Isaiah 63:2-3 describe how the Savior treaded the winepress alone. This seems to have several meanings. The obvious meaning is that the Savior suffered in Gethsemane alone. He bled from every pore (D&C 19:18). He did the work that no one else could do.
The other meaning seems to encapsulate the entire mission of the Savior. When he comes to Earth again, his robes will be red that he comes back in his wrath to carry out vengeance on the wicked. This is what Isaiah 63:2-3 seems to be referring to as well.
Many other scriptures reference the Savior treading the winepress alone, thus staining his garments red.
Neal A. Maxwell talks a lot about Jesus treading the winepress alone.
Yet in His later description of His agonies, Jesus does not speak of those things. Instead, after the Atonement, there is no mention about His being spat upon, struck, or proffered vinegar and gall. Instead, Christ confides in us His chief anxiety, namely, that He “would that [He] might not drink the bitter cup, and shrink” (D&C 19:18)—especially desiring not to get partway through the Atonement and then pull back. Mercifully for all of us, He “finished [His] preparations unto the children of men” (D&C 19:19). Jesus partook of history’s bitterest cup without becoming bitter! Significantly, when He comes again in majesty and power, He will cite His aloneness, saying, “I have trodden the wine-press alone” (D&C 133:50).
When Jesus comes in overwhelming majesty and power, in at least one of His appearances He will come in red attire, reminding us that He shed His blood to atone for our sins (see D&C 133:48; Isa. 63:1). His voice will be heard to declare, again, how alone He once was: “I have trodden the wine-press alone … and none were with me” (D&C 133:50). (Neal A. Maxwell, “Enduring Well,” Ensign, Apr 1997, 7)
Another fundamental scripture describes Jesus’ having trodden the winepress of the “fierceness of the wrath of Almighty God” (D&C 88:106; see also D&C 76:107; D&C 133:50). Others can and should encourage, commend, pray, and comfort, but the lifting and carrying of our individual crosses remains ours to do. Given the “fierceness” Christ endured for us, we cannot expect a discipleship of unruffled easiness. As we seek forgiveness, for example, repentance can be a rough-hewn regimen to bear. By the way, let us not, as some do, mistake the chips we have placed on our own shoulders for crosses!
Moreover, Jesus not only took upon Him our sins to atone for them, but also our sicknesses and aching griefs (see Alma 7:11–12; Matt. 8:17). Hence, He knows personally all that we pass through and how to extend His perfect mercy—as well as how to succor us. His agony was all the more astonishing in that He trod “the wine-press alone” (D&C 133:50). (Neal A. Maxwell, “‘Plow in Hope’,” Ensign, May 2001, 59)
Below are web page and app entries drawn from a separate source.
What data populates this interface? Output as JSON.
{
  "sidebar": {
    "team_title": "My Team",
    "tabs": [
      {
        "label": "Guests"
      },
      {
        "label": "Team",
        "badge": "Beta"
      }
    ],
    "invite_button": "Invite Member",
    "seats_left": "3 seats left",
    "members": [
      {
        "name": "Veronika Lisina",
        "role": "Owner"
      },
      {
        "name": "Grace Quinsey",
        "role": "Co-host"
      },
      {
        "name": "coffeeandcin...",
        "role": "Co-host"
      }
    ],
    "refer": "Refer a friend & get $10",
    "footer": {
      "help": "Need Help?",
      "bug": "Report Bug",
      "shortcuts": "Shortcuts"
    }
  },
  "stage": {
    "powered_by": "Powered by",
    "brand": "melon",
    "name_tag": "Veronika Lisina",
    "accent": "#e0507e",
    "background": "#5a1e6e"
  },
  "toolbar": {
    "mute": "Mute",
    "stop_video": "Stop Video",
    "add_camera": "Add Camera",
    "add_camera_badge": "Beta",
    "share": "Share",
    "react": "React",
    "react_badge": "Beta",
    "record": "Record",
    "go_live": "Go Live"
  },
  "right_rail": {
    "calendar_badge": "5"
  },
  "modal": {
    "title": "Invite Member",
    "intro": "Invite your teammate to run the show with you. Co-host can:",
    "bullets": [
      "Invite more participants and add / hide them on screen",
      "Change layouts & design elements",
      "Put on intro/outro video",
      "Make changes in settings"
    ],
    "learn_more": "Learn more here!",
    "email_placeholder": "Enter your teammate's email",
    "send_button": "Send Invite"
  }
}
At that Second Coming, Jesus will not mention His having endured the crown of thorns, the awful scourging, the crucifixion, the vinegar and gall. He will, however, cite His awful aloneness: “And his voice shall be heard: I have trodden the wine-press alone, … and none were with me” (D&C 133:50; see also Isa. 63:3). (Neal A. Maxwell, “Testifying of the Great and Glorious Atonement,” Ensign, Oct 2001, 10)
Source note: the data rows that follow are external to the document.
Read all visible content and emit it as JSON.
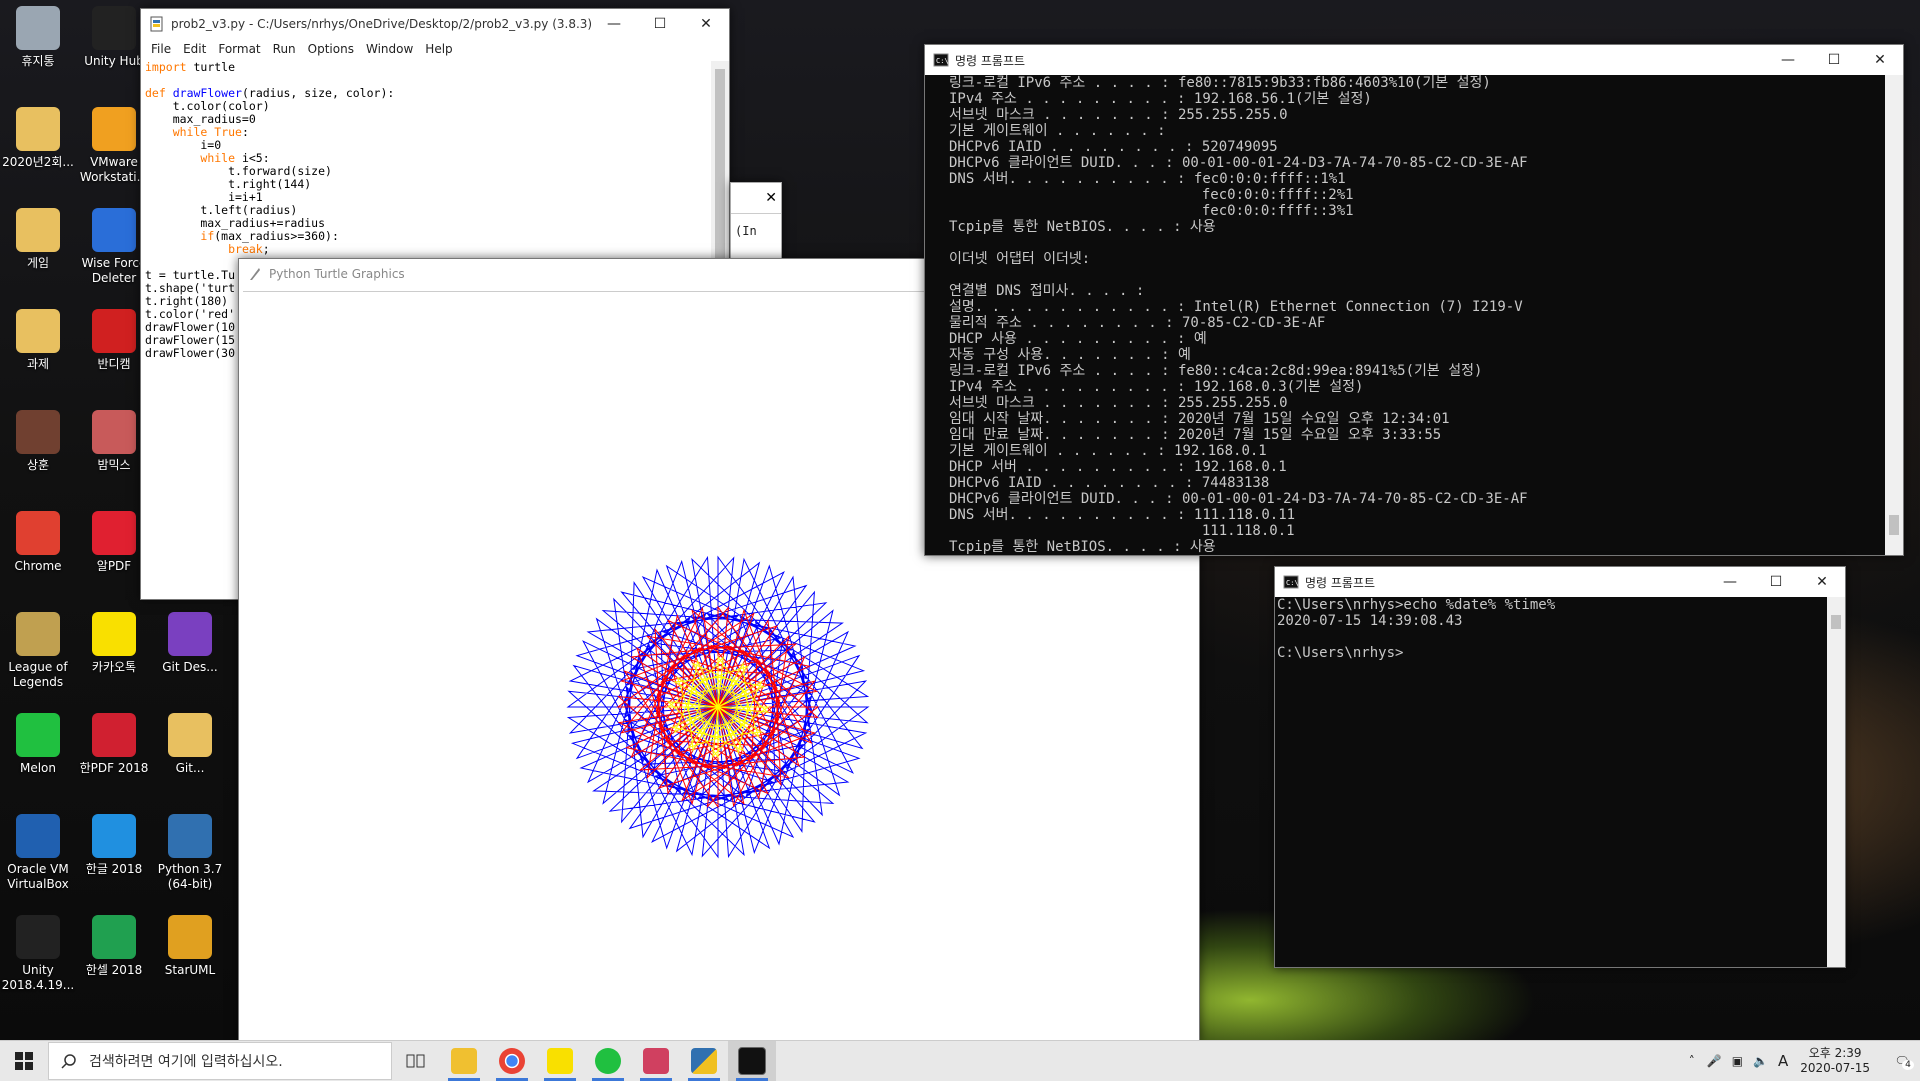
{
  "desktop": {
    "icons": [
      {
        "label": "휴지통",
        "color": "#9aa6b2"
      },
      {
        "label": "Unity Hub",
        "color": "#222222"
      },
      {
        "label": "2020년2회...",
        "color": "#e8c060"
      },
      {
        "label": "VMware Workstati...",
        "color": "#f0a020"
      },
      {
        "label": "게임",
        "color": "#e8c060"
      },
      {
        "label": "Wise Force Deleter",
        "color": "#2a6ed8"
      },
      {
        "label": "과제",
        "color": "#e8c060"
      },
      {
        "label": "반디캠",
        "color": "#d02020"
      },
      {
        "label": "상훈",
        "color": "#704030"
      },
      {
        "label": "밤믹스",
        "color": "#c85a5a"
      },
      {
        "label": "Chrome",
        "color": "#e04030"
      },
      {
        "label": "알PDF",
        "color": "#e02030"
      },
      {
        "label": "League of Legends",
        "color": "#c0a050"
      },
      {
        "label": "카카오톡",
        "color": "#f9e000"
      },
      {
        "label": "Git Des...",
        "color": "#7a40c0"
      },
      {
        "label": "Melon",
        "color": "#20c040"
      },
      {
        "label": "한PDF 2018",
        "color": "#d02030"
      },
      {
        "label": "Git...",
        "color": "#e8c060"
      },
      {
        "label": "Oracle VM VirtualBox",
        "color": "#2060b0"
      },
      {
        "label": "한글 2018",
        "color": "#2090e0"
      },
      {
        "label": "Python 3.7 (64-bit)",
        "color": "#3070b0"
      },
      {
        "label": "Unity 2018.4.19...",
        "color": "#222222"
      },
      {
        "label": "한셀 2018",
        "color": "#20a050"
      },
      {
        "label": "StarUML",
        "color": "#e0a020"
      }
    ]
  },
  "idle": {
    "title": "prob2_v3.py - C:/Users/nrhys/OneDrive/Desktop/2/prob2_v3.py (3.8.3)",
    "menu": [
      "File",
      "Edit",
      "Format",
      "Run",
      "Options",
      "Window",
      "Help"
    ],
    "code_lines": [
      "import turtle",
      "",
      "def drawFlower(radius, size, color):",
      "    t.color(color)",
      "    max_radius=0",
      "    while True:",
      "        i=0",
      "        while i<5:",
      "            t.forward(size)",
      "            t.right(144)",
      "            i=i+1",
      "        t.left(radius)",
      "        max_radius+=radius",
      "        if(max_radius>=360):",
      "            break;",
      "",
      "t = turtle.Tu",
      "t.shape('turt",
      "t.right(180)",
      "t.color('red'",
      "drawFlower(10",
      "drawFlower(15",
      "drawFlower(30"
    ]
  },
  "shell": {
    "fragment": "(In"
  },
  "turtle": {
    "title": "Python Turtle Graphics",
    "flowers": [
      {
        "radius": 10,
        "size": 300,
        "color": "#0000ff"
      },
      {
        "radius": 15,
        "size": 200,
        "color": "#ff0000"
      },
      {
        "radius": 30,
        "size": 100,
        "color": "#ffff00"
      }
    ]
  },
  "cmd1": {
    "title": "명령 프롬프트",
    "lines": [
      "링크-로컬 IPv6 주소 . . . . : fe80::7815:9b33:fb86:4603%10(기본 설정)",
      "IPv4 주소 . . . . . . . . . : 192.168.56.1(기본 설정)",
      "서브넷 마스크 . . . . . . . : 255.255.255.0",
      "기본 게이트웨이 . . . . . . :",
      "DHCPv6 IAID . . . . . . . . : 520749095",
      "DHCPv6 클라이언트 DUID. . . : 00-01-00-01-24-D3-7A-74-70-85-C2-CD-3E-AF",
      "DNS 서버. . . . . . . . . . : fec0:0:0:ffff::1%1",
      "                              fec0:0:0:ffff::2%1",
      "                              fec0:0:0:ffff::3%1",
      "Tcpip를 통한 NetBIOS. . . . : 사용",
      "",
      "이더넷 어댑터 이더넷:",
      "",
      "연결별 DNS 접미사. . . . :",
      "설명. . . . . . . . . . . . : Intel(R) Ethernet Connection (7) I219-V",
      "물리적 주소 . . . . . . . . : 70-85-C2-CD-3E-AF",
      "DHCP 사용 . . . . . . . . . : 예",
      "자동 구성 사용. . . . . . . : 예",
      "링크-로컬 IPv6 주소 . . . . : fe80::c4ca:2c8d:99ea:8941%5(기본 설정)",
      "IPv4 주소 . . . . . . . . . : 192.168.0.3(기본 설정)",
      "서브넷 마스크 . . . . . . . : 255.255.255.0",
      "임대 시작 날짜. . . . . . . : 2020년 7월 15일 수요일 오후 12:34:01",
      "임대 만료 날짜. . . . . . . : 2020년 7월 15일 수요일 오후 3:33:55",
      "기본 게이트웨이 . . . . . . : 192.168.0.1",
      "DHCP 서버 . . . . . . . . . : 192.168.0.1",
      "DHCPv6 IAID . . . . . . . . : 74483138",
      "DHCPv6 클라이언트 DUID. . . : 00-01-00-01-24-D3-7A-74-70-85-C2-CD-3E-AF",
      "DNS 서버. . . . . . . . . . : 111.118.0.11",
      "                              111.118.0.1",
      "Tcpip를 통한 NetBIOS. . . . : 사용"
    ]
  },
  "cmd2": {
    "title": "명령 프롬프트",
    "lines": [
      "C:\\Users\\nrhys>echo %date% %time%",
      "2020-07-15 14:39:08.43",
      "",
      "C:\\Users\\nrhys>"
    ]
  },
  "taskbar": {
    "search_placeholder": "검색하려면 여기에 입력하십시오.",
    "apps": [
      "task-view",
      "file-explorer",
      "chrome",
      "kakaotalk",
      "melon",
      "snipping",
      "python",
      "cmd"
    ],
    "tray_time": "오후 2:39",
    "tray_date": "2020-07-15",
    "ime": "A",
    "notification_count": "4"
  }
}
Furthermore, even after treading the winepress alone (see D&C 76:107), which ended in His stunning, personal triumph and in the greatest victory ever—majestic Jesus meekly declared, “Glory be to the Father”! (D&C 19:19.) This should not surprise us. In the premortal world, Jesus meekly volunteered to be our Savior, saying, “Father, thy will be done, and the glory be thine forever.” (Moses 4:2.) Jesus was true to His word. (Neal A. Maxwell, “Irony: The Crust on the Bread of Adversity,” Ensign, May 1989, 62)
Praying for the Second Coming
Isaiah 64:1 says, "Oh that thou wouldest rend the heavens, that would wouldest come down." The days preceding the Second Coming of Christ will become so wicked and despairing that people will pray for the return of the Savoir. He will be the only one who can right all the wrongs we have done.
For further reading, read Dallin H. Oaks, “Preparation for the Second Coming,” Ensign, May 2004, 7.
Eye Hath Not Seen …
Isaiah 64:4 says, "For since the beginning of the world men have not heard, nor perceived by the hear, neither hath the eye seen, O God, beside thee, what he hath prepared for him that waiteth for him."
A few other scriptures have similar phrasing.
1 Corinthians 2:9
3 Nephi 17:16